Tuesday, December 06, 2005

Asbestos use in the ancient world

Asbestos: "The asbestos industry ushers in thoughts of lung ailments such as asbestosis and incurable mesothelioma cancer. But long before modern medicine showed the dangers of this mineral, ancient people knew of its fire mastering properties and the problems it presented.

Asbestos is a Greek word meaning 'inextinguishable' or 'indestructible'. It is a naturally occurring silicate mineral consisting of magnesium, calcium and iron. It is composed of strong fibres, which are either silky in texture with curly fibres or straight with needle like fibres. When it is processed into manufactured products, very small fibres are created. These invisible fibres are the source of danger when inhaled.

The Romans mined or quarried asbestos from all over Europe and the Mediterranean. It was used in literally hundreds of products because it is strong, insulates well, and resists fire and corrosion. The ancient Greeks used asbestos in their cloth and the Romans used it in their building materials. They wove asbestos fibres into fabrics to make towels, napkins, nets and head coverings for women. It was also used in cremation robes and candlewicks and may have been used in the everlasting flame that was kept alight by the Vestal Virgins."

A Time of Giving: The Three Graces of ancient Greece and Rome

The ancient Greeks and Romans imagined the process of gift exchange in philosophy and art as three women with linked hands known as The Three Graces.

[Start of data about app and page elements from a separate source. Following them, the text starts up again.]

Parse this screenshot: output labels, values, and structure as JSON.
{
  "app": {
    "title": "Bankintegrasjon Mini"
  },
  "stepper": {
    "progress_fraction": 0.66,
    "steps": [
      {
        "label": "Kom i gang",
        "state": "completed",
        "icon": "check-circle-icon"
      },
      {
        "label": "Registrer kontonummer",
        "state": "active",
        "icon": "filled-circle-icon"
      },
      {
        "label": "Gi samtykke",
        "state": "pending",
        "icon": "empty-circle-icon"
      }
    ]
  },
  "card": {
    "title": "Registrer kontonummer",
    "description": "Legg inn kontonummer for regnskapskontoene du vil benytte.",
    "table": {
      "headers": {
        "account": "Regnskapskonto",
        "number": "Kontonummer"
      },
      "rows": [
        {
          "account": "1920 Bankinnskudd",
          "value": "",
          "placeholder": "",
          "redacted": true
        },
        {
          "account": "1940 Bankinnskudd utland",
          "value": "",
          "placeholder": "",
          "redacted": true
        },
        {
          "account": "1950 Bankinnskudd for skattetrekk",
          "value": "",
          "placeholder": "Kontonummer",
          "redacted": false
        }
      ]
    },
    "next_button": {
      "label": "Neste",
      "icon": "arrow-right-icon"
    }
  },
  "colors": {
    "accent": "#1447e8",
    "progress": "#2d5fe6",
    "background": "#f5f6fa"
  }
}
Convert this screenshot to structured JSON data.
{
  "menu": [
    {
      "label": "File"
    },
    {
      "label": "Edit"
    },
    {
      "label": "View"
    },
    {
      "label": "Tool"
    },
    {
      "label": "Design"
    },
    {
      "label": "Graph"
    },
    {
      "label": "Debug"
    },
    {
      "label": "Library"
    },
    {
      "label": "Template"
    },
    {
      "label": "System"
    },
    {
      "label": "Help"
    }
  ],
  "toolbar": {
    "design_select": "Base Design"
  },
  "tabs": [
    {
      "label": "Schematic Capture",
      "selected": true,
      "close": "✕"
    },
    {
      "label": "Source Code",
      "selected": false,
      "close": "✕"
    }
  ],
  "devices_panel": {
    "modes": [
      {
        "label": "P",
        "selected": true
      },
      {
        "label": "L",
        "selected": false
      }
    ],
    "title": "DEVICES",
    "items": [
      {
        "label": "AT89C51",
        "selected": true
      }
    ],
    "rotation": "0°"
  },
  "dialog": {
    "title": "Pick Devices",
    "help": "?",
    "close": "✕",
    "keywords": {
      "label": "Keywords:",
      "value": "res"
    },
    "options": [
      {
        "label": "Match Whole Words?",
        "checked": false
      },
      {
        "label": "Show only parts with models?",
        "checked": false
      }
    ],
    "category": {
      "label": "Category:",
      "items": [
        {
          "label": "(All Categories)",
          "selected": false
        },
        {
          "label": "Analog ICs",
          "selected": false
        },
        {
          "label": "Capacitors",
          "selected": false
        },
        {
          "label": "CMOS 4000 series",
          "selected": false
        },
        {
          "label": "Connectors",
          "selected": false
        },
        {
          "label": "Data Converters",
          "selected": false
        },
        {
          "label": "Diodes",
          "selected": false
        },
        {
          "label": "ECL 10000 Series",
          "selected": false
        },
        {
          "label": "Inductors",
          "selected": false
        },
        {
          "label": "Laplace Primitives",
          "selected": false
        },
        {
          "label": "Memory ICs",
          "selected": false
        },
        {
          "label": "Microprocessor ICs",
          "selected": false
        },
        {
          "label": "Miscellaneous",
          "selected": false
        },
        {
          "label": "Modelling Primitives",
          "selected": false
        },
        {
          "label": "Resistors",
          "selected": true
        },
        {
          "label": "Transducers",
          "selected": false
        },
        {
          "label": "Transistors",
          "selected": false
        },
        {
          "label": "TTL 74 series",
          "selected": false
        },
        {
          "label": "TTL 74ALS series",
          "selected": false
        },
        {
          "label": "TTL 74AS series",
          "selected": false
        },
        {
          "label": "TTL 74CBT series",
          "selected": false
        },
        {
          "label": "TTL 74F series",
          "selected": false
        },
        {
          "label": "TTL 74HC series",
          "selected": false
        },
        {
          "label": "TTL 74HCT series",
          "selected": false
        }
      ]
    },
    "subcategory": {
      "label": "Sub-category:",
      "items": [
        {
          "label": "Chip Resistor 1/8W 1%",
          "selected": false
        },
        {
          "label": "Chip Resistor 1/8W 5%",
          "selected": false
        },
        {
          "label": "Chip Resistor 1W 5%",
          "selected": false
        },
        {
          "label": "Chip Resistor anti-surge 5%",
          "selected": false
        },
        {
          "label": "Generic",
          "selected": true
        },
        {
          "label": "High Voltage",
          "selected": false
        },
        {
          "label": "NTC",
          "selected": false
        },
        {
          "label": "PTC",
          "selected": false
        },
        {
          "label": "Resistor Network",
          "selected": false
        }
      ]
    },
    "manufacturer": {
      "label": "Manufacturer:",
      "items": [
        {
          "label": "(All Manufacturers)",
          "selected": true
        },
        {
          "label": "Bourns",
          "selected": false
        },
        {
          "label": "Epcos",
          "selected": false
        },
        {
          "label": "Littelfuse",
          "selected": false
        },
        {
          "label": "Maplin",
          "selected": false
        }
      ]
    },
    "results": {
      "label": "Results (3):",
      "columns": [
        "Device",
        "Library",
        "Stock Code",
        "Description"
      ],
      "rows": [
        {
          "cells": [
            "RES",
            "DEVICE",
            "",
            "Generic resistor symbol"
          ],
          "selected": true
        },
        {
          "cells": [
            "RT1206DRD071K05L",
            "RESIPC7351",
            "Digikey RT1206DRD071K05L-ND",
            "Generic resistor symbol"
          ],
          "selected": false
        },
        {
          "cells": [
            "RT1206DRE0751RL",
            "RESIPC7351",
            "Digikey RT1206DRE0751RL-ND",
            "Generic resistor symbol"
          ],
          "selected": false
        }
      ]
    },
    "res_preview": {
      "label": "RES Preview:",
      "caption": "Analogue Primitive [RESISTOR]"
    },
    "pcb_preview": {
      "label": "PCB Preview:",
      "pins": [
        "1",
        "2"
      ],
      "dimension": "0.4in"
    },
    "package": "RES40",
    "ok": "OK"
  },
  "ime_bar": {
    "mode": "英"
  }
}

"The Graces were said to be the daughters of Zeus and Eurynome (one of the daughters of Oceanus), although other versions of their parentage mentioned Hera, Eunomia, Lethe and Aphrodite, and Uranus or Dionysus. There was also some ambiguity as to their number and their names, which varied from place to place. In the most distant past, their number was either one or two, and they were known as the wives of major gods or as divinities who rendered services to Aphrodite.

Homer first mentions a Grace who was the wife of Hephaestus. He also tells the story of one of the Graces who was married to Hypnos (=Sleep): Hera had promised her to this god, in exchange for his service in putting Zeus to sleep so that the gods could involve themselves in the Trojan War. At a later period, the Graces were generally considered to be three inseparable sisters, daughters of Zeus and Eurynome, named Aglaia (Brightness), Euphrosyne (Joyfulness) and Thalia (Bloom). They inhabited the summit of Mount Olympus, from where they arranged all things, ceaselessly singing hymns of praise to their father, the king of the gods. They spent much of their life feasting, as their presence was essential at the banquets of the gods: without the Graces, there could be neither pleasure nor dancing. They usually sat next to Apollo, praising Zeus and adorning the assemblies with their presence and their melodious voices."